Start of Data shown
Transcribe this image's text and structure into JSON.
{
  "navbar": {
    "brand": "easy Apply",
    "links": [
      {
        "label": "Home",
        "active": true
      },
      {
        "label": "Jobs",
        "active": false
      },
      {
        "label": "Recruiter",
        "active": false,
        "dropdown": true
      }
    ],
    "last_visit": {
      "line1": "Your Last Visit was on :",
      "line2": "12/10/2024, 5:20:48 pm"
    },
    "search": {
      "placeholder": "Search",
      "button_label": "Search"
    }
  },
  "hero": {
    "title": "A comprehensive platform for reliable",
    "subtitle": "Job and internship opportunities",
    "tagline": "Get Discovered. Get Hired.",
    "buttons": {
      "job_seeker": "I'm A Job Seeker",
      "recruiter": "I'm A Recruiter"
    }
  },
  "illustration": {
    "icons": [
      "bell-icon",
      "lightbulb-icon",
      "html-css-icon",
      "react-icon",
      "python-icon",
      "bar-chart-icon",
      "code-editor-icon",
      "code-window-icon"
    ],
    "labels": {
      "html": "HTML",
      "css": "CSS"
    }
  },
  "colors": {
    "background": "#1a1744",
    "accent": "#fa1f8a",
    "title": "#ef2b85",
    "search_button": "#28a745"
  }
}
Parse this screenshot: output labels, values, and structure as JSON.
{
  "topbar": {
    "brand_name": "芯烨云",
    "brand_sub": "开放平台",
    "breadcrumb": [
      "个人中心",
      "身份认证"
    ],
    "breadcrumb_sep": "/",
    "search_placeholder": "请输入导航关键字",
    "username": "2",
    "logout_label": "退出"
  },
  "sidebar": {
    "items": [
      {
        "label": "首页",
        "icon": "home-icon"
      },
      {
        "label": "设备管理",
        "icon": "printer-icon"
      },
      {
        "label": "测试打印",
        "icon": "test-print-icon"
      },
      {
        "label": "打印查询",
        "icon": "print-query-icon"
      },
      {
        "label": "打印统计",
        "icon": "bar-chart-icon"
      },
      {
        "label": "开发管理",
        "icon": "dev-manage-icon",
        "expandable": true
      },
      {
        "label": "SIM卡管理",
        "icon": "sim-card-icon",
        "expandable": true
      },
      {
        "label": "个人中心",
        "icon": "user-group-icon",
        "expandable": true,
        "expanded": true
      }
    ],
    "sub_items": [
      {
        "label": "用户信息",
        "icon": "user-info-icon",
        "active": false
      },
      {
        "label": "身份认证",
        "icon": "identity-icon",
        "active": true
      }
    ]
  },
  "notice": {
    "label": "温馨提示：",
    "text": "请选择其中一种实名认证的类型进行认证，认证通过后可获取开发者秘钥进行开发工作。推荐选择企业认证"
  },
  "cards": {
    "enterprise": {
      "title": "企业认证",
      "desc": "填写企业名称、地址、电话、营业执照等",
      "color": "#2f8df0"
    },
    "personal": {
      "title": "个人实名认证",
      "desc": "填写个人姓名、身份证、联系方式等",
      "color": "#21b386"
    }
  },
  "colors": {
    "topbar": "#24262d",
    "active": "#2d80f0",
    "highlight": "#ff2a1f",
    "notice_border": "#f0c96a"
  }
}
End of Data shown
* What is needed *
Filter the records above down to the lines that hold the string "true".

* Output of the exercise *
        "active": true
        "dropdown": true
        "expandable": true
        "expandable": true
        "expandable": true,
        "expanded": true
        "active": true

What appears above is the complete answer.